The paper tests the hypothesis that the FDI incentives scheme that Egypt chose to adopt since the open door policy in 1974 did not have a significant effect on the volume of FDI inflows attracted to Egypt and placed budgetary burdens on the Egyptian tax-payers. The paper quantitatively estimates the effect of the incentives offered by Egypt to foreign investors in Law 8/1997, on the incremental increase in FDI inflows to Egypt and on the cost born by the budget to support these incentives.

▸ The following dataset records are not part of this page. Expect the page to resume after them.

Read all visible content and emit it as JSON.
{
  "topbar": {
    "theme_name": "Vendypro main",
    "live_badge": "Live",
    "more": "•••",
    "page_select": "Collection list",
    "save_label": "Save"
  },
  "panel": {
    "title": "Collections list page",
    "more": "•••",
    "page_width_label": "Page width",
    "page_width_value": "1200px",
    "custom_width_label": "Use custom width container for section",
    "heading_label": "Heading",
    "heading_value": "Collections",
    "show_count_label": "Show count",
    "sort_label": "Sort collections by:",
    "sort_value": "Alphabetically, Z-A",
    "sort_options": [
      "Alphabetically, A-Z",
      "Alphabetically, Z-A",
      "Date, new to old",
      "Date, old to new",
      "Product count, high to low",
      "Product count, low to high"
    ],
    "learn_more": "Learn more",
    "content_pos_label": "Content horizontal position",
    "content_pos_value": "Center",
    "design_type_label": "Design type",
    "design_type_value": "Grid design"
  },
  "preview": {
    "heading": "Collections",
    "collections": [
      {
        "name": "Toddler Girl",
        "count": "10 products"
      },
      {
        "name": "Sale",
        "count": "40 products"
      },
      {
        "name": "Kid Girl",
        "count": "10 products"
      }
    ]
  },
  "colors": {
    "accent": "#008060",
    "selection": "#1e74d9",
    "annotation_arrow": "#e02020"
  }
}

It is concluded that the policy on FDI in Egypt should have focused on deriving macroeconomic benefits from FDI rather than on attracting the FDI. Offering incentives, especially tax incentives, is not the way out to more benefits, but improving the availability of sufficiently qualified labor, focusing on the establishment of sound institutions, and opening up to international trade will make Egypt’s locational characteristics more favorable to potential investors.
There are no Events PAST